**TASK BRIEF**
The expected answer is the full listing, repeated exactly and free of images.

--- INPUT FOR THIS TASK ---

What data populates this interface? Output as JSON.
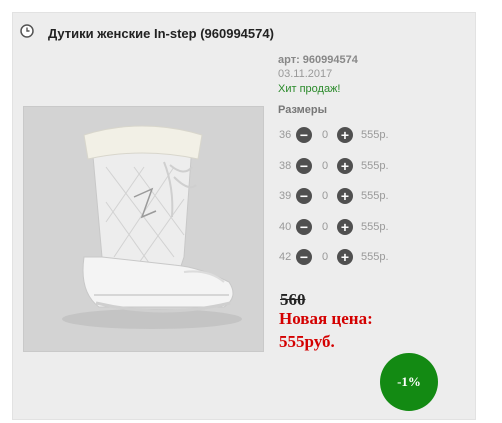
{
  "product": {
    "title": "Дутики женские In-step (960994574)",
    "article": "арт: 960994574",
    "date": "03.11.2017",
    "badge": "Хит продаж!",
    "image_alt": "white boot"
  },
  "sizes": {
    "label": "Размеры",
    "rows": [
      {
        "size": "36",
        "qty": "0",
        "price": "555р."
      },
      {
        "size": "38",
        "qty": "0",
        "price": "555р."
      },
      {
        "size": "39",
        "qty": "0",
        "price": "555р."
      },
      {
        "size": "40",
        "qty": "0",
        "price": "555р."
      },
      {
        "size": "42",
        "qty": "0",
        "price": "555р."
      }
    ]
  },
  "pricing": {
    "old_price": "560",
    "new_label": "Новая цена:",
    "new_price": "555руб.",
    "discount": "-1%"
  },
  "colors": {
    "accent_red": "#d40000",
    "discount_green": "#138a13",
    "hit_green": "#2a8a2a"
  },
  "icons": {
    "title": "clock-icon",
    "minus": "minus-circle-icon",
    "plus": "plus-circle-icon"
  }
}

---

**EXERCISE RESULT**
What data populates this interface? Output as JSON.
{
  "product": {
    "title": "Дутики женские In-step (960994574)",
    "article": "арт: 960994574",
    "date": "03.11.2017",
    "badge": "Хит продаж!",
    "image_alt": "white boot"
  },
  "sizes": {
    "label": "Размеры",
    "rows": [
      {
        "size": "36",
        "qty": "0",
        "price": "555р."
      },
      {
        "size": "38",
        "qty": "0",
        "price": "555р."
      },
      {
        "size": "39",
        "qty": "0",
        "price": "555р."
      },
      {
        "size": "40",
        "qty": "0",
        "price": "555р."
      },
      {
        "size": "42",
        "qty": "0",
        "price": "555р."
      }
    ]
  },
  "pricing": {
    "old_price": "560",
    "new_label": "Новая цена:",
    "new_price": "555руб.",
    "discount": "-1%"
  },
  "colors": {
    "accent_red": "#d40000",
    "discount_green": "#138a13",
    "hit_green": "#2a8a2a"
  },
  "icons": {
    "title": "clock-icon",
    "minus": "minus-circle-icon",
    "plus": "plus-circle-icon"
  }
}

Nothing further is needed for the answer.